This musician realised that with the right bow, the Bach Cello Suite No.1 could come to life in a wonderful way on the double bass…
Since Bach composed his Cello Suites in the early 1700s, they have been transcribed for more than 20 different instruments, including the bassoon, tuba and ukulele.
But have you ever heard them played on the double bass?
Spanish double bassist Luis Cabrera has taken on a mammoth project, to record and film all six movements of the much-loved Cello Suite No.1 in G major, in a set of historically informed double bass performances.
Cabrera’s performances were recorded and filmed in February inside a strikingly beautiful 17th-century Lutheran church in Haarlem, in The Netherlands.
In the church’s stunning acoustic, Cabrera performs the Suites using a Baroque violone bow, which is much lighter than a standard double bass bow, to emulate a lighter, more authentically Baroque sound. Have a watch above.
For the last 17 years, Cabrera has been principal double bassist with the Netherlands Philharmonic Orchestra, and has been a professor at the Guildhall School of Music and Drama since 2012.
“The resonance of the bass is very different to that of the cello,” Cabrera told Classic FM, about his latest project. But, he added, “The timbre of the instrument in the higher register can have a more fragile and less direct colour, which I find very suitable for these suites.
“Like in all Bach’s music, you can hear all the voices talking to each other,” he added, “And in [this] exciting process, I realised they matched the bass registers so naturally!”
While preparing for his recording, Cabrera studied three manuscripts of the work – one written out by Bach’s second wife Anna Magdalena, another by the German organist and composer Johan Kellner, plus an anonymous version – and created his own unique edition.

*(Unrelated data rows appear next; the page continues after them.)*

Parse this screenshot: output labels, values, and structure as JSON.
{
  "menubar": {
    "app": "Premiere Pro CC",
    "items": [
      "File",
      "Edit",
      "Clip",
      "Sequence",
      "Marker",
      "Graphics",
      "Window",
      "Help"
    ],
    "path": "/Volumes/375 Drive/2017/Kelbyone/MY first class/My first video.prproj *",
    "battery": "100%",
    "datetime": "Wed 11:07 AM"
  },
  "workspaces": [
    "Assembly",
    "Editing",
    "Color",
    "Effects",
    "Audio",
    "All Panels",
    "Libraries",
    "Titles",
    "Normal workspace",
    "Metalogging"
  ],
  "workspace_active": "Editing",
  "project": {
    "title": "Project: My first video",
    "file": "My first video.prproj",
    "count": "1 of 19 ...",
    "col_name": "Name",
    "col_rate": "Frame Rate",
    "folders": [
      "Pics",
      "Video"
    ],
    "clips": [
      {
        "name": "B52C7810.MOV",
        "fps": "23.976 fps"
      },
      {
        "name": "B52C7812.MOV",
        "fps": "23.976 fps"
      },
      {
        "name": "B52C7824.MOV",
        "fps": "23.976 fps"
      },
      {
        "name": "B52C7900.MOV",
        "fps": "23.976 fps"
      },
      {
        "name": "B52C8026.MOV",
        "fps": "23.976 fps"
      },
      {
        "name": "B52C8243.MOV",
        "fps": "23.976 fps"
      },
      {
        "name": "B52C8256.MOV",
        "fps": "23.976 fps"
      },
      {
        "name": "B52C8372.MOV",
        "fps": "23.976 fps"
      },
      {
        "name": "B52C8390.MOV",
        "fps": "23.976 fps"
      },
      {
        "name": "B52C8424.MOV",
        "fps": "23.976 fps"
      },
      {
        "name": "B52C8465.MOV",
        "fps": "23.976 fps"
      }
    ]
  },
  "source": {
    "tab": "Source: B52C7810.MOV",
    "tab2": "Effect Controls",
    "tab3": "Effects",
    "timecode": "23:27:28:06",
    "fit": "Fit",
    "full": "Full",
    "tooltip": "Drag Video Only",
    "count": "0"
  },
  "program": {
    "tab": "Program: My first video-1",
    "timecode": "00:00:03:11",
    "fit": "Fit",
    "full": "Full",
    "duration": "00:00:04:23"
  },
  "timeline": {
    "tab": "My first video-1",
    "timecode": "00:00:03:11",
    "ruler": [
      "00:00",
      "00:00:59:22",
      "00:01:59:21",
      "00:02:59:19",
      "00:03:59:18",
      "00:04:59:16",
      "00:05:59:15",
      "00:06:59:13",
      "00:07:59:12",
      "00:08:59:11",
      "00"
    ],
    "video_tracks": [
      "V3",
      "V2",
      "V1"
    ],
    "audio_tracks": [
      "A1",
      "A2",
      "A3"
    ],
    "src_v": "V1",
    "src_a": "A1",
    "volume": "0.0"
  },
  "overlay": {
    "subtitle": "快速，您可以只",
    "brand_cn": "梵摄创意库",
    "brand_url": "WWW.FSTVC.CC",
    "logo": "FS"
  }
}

He was also mentored throughout the research process by renowned Dutch baroque cellist Lucia Swarts, and was advised by soloist Peter Wispelwey, in order to achieve the final, historically informed performances.
Cabrera played on a c.1815 Pietro Pallota double bass, with a bow made by Luis Emilio Rodriguez-Carrington. “I tried to play Bach with a modern bow, and although the notes are the same, the sound wasn’t right,” the musician said.
He told Classic FM: “I gradually started to experiment with different bows, from heavier to lighter. Finally I discovered that the lightest of them, made by Luis Emilio Rodriguez-Carrington in 2009 in the Hague, could really speak the music as I had it in my head and that the smallest nuance could be articulated, emphasised or expressed, and the dances could be lightly swinger and grooved.”
Cabrera’s recording is released on 17 June 2023, when it will be available to stream as an audio album. The videos have been released on both YouTube and the String Virtuoso platform, where the sheet music will also be available to download later this year.
It’s testament to Bach’s genius, and the intimacy and intrigue of his music, that so many musicians have wanted to sample these Suites for their own instrument. And testament to Cabrera, that he has treated these works with such incredible care, giving them a new lease of life in 2023.